**THE TASK:**
The listing below needs to be copied in full, exactly.

- - - -

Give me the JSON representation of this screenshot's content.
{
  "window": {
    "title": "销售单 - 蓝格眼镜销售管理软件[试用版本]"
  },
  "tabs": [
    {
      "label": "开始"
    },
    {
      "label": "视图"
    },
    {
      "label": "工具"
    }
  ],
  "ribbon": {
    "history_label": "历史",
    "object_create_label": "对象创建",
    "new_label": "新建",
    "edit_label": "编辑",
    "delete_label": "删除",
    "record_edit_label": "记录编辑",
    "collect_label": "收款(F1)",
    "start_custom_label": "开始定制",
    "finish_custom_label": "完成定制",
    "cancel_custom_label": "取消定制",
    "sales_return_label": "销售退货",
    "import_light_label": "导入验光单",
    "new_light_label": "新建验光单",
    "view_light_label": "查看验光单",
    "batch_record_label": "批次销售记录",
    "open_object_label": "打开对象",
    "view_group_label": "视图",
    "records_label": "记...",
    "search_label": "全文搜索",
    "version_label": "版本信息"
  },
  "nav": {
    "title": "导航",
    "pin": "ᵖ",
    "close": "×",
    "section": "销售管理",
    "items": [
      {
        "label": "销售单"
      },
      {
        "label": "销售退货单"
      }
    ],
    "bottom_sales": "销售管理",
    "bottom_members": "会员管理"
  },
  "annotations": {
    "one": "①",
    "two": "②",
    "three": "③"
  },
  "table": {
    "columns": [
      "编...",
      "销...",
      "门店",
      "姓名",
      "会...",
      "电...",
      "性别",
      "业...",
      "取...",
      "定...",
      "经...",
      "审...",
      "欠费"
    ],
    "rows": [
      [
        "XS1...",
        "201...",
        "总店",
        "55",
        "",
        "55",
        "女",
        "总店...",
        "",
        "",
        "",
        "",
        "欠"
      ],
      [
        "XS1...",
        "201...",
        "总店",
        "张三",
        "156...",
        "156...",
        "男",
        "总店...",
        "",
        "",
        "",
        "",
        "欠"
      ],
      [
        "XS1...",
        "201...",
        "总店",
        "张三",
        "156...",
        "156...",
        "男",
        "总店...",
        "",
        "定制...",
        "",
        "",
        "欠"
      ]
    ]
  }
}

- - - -

**REPLY:**
Give me the JSON representation of this screenshot's content.
{
  "window": {
    "title": "销售单 - 蓝格眼镜销售管理软件[试用版本]"
  },
  "tabs": [
    {
      "label": "开始"
    },
    {
      "label": "视图"
    },
    {
      "label": "工具"
    }
  ],
  "ribbon": {
    "history_label": "历史",
    "object_create_label": "对象创建",
    "new_label": "新建",
    "edit_label": "编辑",
    "delete_label": "删除",
    "record_edit_label": "记录编辑",
    "collect_label": "收款(F1)",
    "start_custom_label": "开始定制",
    "finish_custom_label": "完成定制",
    "cancel_custom_label": "取消定制",
    "sales_return_label": "销售退货",
    "import_light_label": "导入验光单",
    "new_light_label": "新建验光单",
    "view_light_label": "查看验光单",
    "batch_record_label": "批次销售记录",
    "open_object_label": "打开对象",
    "view_group_label": "视图",
    "records_label": "记...",
    "search_label": "全文搜索",
    "version_label": "版本信息"
  },
  "nav": {
    "title": "导航",
    "pin": "ᵖ",
    "close": "×",
    "section": "销售管理",
    "items": [
      {
        "label": "销售单"
      },
      {
        "label": "销售退货单"
      }
    ],
    "bottom_sales": "销售管理",
    "bottom_members": "会员管理"
  },
  "annotations": {
    "one": "①",
    "two": "②",
    "three": "③"
  },
  "table": {
    "columns": [
      "编...",
      "销...",
      "门店",
      "姓名",
      "会...",
      "电...",
      "性别",
      "业...",
      "取...",
      "定...",
      "经...",
      "审...",
      "欠费"
    ],
    "rows": [
      [
        "XS1...",
        "201...",
        "总店",
        "55",
        "",
        "55",
        "女",
        "总店...",
        "",
        "",
        "",
        "",
        "欠"
      ],
      [
        "XS1...",
        "201...",
        "总店",
        "张三",
        "156...",
        "156...",
        "男",
        "总店...",
        "",
        "",
        "",
        "",
        "欠"
      ],
      [
        "XS1...",
        "201...",
        "总店",
        "张三",
        "156...",
        "156...",
        "男",
        "总店...",
        "",
        "定制...",
        "",
        "",
        "欠"
      ]
    ]
  }
}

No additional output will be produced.